===== Data section
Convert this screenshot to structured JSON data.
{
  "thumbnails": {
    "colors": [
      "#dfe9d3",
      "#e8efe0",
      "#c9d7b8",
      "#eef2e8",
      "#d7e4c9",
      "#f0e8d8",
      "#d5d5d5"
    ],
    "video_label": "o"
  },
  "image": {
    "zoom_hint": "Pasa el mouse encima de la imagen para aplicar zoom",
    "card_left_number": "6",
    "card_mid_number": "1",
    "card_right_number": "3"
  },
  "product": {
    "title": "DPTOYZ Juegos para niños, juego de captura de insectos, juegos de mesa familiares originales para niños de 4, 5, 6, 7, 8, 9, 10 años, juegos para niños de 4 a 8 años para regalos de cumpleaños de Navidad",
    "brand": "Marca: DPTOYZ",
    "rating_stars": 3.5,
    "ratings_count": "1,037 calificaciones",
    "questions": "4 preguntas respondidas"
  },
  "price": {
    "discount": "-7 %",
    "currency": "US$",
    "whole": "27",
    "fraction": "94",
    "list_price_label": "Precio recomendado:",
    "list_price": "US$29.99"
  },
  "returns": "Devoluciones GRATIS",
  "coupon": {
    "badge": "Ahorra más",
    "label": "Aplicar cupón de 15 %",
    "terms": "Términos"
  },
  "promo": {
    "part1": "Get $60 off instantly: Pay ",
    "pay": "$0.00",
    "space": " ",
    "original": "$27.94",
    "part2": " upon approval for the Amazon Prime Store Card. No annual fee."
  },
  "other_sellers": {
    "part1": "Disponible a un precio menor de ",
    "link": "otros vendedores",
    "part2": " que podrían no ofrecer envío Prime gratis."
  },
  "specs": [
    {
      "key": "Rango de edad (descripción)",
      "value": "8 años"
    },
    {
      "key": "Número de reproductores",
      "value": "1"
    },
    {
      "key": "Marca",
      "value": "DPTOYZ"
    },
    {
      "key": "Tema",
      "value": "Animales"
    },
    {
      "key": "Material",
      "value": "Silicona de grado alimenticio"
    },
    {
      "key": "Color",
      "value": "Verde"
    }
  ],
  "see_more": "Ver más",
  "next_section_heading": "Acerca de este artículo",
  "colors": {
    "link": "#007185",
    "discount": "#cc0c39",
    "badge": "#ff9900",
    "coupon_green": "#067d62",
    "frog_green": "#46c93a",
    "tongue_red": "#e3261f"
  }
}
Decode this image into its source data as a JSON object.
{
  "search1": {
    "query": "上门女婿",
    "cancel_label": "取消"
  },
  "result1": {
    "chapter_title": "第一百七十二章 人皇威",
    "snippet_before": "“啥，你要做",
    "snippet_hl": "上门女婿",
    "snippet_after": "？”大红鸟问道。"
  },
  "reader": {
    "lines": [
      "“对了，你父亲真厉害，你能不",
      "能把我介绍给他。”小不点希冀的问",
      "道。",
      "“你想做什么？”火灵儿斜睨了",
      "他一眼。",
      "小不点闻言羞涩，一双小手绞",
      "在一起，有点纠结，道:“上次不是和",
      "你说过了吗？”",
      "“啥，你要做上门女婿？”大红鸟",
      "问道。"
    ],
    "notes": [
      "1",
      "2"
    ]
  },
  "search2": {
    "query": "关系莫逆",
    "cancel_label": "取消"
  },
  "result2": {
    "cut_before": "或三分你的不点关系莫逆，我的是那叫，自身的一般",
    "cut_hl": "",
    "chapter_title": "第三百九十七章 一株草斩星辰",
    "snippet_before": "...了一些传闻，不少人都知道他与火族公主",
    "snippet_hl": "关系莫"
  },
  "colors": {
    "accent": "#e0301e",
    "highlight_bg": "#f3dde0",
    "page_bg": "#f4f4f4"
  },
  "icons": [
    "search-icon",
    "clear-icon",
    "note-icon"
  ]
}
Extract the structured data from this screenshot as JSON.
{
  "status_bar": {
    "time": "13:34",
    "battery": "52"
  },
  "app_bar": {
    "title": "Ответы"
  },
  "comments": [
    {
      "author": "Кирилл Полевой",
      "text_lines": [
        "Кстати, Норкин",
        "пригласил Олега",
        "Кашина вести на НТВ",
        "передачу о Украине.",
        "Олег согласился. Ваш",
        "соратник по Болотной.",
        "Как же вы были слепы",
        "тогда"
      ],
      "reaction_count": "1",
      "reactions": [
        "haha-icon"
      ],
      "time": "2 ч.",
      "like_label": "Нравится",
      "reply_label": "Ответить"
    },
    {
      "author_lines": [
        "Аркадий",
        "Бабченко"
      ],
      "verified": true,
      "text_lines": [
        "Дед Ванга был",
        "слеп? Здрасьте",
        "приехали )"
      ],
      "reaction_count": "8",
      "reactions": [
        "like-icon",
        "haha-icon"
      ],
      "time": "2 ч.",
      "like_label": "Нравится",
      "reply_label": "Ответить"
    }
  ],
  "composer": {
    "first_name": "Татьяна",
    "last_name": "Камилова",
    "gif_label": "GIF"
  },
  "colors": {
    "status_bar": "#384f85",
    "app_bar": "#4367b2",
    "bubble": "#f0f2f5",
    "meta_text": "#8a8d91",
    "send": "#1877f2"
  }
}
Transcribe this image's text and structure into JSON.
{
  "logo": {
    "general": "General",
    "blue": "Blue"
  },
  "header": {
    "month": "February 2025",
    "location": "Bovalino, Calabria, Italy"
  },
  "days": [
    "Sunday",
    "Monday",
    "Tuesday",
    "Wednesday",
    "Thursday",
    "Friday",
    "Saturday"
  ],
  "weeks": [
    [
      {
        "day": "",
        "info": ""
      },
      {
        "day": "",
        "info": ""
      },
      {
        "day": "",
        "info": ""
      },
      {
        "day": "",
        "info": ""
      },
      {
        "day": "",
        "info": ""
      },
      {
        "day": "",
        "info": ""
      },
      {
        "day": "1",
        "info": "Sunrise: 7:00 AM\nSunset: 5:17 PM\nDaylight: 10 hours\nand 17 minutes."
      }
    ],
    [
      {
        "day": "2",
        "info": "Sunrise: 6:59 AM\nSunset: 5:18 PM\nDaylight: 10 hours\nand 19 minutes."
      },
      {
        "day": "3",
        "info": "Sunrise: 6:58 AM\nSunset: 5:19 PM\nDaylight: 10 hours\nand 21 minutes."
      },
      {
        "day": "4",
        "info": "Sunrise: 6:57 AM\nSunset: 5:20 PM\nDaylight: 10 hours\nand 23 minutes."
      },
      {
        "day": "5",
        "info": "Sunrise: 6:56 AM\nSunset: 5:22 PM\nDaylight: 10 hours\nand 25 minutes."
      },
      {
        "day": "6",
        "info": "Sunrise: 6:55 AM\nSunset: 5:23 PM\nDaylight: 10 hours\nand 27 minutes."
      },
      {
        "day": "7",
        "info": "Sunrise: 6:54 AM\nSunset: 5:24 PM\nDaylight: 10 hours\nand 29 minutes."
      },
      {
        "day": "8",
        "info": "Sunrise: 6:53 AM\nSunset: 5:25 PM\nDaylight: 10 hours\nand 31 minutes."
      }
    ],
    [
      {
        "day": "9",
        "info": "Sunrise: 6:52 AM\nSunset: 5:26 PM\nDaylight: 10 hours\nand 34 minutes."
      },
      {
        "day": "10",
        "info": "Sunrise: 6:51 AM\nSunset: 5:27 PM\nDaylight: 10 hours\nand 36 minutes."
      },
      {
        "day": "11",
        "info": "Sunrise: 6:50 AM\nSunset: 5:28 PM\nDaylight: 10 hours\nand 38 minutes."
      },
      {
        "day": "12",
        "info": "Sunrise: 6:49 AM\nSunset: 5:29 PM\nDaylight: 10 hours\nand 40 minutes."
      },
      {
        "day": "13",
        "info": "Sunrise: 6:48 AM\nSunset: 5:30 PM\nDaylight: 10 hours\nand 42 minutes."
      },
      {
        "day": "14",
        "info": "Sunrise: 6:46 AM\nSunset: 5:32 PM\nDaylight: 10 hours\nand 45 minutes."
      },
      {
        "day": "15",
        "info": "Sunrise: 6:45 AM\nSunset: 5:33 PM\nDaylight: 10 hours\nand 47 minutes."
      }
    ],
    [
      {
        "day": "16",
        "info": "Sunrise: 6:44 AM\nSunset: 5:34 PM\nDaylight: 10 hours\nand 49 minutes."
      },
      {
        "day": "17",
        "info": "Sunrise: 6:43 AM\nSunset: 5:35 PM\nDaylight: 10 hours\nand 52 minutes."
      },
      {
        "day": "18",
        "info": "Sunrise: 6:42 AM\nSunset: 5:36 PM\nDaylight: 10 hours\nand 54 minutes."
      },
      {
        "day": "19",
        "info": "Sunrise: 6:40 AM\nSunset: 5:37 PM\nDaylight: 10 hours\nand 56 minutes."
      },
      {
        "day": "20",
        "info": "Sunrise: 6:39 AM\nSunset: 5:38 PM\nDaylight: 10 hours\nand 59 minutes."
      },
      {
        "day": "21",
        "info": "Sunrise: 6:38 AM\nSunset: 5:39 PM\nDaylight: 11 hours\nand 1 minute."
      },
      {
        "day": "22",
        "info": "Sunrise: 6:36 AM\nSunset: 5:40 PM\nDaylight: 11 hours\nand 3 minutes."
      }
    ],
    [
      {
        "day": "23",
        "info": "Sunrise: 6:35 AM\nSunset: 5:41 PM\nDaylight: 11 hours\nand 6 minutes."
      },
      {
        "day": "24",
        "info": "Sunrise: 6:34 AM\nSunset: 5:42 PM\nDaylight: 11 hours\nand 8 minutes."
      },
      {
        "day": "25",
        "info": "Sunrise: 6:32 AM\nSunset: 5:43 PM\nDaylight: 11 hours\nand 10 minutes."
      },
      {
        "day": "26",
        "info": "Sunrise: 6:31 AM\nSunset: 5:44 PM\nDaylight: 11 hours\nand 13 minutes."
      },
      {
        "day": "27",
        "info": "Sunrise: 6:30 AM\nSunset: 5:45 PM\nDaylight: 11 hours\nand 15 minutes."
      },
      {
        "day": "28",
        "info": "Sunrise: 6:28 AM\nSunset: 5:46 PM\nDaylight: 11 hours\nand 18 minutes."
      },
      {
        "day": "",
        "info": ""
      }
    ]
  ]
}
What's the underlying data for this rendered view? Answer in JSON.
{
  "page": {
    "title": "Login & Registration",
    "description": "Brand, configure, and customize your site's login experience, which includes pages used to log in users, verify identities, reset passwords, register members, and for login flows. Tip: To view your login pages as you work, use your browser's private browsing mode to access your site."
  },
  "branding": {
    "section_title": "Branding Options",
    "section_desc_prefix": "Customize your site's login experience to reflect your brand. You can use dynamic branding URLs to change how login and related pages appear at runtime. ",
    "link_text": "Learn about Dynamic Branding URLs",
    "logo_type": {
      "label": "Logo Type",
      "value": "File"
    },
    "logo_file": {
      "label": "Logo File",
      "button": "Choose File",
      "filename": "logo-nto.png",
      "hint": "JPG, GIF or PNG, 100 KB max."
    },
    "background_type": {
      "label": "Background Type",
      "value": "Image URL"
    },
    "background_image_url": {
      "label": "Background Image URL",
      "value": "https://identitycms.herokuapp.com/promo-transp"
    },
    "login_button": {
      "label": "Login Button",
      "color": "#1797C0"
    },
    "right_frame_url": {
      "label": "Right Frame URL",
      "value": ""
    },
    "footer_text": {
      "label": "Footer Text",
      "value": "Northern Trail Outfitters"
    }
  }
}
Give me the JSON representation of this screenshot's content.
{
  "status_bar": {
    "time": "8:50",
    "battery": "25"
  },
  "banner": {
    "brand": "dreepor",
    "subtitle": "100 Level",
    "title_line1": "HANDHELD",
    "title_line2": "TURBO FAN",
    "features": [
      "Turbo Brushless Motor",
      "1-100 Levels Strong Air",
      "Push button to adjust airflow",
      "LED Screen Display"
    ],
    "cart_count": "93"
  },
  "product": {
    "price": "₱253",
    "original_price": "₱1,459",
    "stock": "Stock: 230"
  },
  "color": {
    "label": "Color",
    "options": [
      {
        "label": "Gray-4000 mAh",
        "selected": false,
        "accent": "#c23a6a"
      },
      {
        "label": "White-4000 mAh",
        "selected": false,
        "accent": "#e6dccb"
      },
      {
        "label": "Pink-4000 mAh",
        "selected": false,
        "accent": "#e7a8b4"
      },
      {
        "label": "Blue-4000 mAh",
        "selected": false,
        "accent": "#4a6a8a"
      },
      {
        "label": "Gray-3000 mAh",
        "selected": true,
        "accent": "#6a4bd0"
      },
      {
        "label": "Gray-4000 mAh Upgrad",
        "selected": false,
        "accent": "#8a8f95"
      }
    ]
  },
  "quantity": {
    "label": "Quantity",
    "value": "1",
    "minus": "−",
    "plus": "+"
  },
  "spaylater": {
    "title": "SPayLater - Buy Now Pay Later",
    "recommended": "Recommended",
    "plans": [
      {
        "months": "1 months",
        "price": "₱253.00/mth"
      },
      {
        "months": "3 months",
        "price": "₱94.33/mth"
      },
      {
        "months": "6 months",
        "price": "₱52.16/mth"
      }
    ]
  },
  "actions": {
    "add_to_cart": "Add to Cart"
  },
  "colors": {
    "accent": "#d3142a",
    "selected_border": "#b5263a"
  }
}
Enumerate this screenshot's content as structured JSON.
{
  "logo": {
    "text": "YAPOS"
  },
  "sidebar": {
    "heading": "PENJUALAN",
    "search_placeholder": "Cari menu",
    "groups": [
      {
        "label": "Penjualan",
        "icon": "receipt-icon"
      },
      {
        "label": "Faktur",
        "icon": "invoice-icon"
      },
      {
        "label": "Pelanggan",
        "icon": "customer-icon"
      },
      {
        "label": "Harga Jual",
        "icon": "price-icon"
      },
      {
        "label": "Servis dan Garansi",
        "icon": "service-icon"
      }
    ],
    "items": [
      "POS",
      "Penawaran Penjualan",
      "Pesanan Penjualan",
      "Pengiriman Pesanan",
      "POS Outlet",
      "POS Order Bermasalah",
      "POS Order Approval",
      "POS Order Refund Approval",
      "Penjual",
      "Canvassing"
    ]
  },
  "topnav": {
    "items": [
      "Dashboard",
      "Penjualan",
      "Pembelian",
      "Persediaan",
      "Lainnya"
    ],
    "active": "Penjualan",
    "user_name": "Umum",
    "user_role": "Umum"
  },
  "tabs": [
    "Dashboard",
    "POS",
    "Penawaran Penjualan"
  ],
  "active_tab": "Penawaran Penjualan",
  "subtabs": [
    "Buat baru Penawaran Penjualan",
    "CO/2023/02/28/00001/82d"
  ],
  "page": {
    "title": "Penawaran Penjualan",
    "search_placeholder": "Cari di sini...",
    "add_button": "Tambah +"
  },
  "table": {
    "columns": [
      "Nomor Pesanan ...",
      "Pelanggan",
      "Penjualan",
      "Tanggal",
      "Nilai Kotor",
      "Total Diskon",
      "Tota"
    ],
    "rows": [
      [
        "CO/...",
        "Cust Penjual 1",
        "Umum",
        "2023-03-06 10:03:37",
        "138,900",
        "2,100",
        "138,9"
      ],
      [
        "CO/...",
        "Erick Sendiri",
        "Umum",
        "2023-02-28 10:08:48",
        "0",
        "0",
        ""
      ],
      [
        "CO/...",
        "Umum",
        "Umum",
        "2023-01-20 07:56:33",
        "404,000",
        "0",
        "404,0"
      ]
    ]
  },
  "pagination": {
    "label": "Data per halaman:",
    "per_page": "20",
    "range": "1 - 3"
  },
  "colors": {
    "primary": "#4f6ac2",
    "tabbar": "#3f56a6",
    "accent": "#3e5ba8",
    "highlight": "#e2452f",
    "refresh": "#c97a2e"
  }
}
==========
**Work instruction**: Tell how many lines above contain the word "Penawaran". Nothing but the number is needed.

**Reply to the exercise**: 5